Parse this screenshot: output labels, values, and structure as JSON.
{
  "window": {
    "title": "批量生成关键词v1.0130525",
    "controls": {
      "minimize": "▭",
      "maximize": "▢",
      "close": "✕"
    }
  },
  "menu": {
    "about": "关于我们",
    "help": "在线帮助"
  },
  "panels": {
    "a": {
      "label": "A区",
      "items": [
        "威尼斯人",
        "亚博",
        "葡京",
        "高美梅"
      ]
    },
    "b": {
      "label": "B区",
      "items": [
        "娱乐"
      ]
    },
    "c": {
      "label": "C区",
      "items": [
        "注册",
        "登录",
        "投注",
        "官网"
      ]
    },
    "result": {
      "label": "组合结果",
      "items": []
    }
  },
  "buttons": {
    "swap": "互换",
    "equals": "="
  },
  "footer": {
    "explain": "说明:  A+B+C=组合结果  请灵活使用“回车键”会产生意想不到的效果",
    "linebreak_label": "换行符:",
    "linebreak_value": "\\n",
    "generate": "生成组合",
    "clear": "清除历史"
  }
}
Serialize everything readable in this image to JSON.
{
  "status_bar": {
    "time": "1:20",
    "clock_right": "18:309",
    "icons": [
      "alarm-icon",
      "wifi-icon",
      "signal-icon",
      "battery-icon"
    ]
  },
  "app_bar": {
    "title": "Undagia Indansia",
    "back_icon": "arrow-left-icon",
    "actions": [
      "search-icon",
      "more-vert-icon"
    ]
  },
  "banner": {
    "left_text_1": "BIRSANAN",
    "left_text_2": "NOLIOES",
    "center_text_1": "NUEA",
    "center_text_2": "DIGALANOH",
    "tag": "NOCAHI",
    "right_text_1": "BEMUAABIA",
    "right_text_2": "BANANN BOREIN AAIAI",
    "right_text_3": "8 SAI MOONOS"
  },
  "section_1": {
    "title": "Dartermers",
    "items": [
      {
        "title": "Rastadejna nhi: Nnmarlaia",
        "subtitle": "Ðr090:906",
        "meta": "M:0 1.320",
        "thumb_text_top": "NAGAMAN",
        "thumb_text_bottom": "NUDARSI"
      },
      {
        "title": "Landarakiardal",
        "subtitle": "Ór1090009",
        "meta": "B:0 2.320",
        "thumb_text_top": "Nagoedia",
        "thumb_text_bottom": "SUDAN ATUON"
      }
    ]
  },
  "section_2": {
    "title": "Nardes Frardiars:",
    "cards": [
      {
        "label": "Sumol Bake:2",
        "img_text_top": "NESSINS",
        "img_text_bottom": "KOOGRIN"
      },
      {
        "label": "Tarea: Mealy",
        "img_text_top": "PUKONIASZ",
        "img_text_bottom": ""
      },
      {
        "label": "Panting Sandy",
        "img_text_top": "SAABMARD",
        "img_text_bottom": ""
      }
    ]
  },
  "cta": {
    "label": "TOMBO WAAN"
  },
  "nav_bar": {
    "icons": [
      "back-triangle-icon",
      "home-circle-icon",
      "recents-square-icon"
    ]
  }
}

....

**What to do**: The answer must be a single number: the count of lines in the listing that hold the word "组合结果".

**Exercise solution**: 2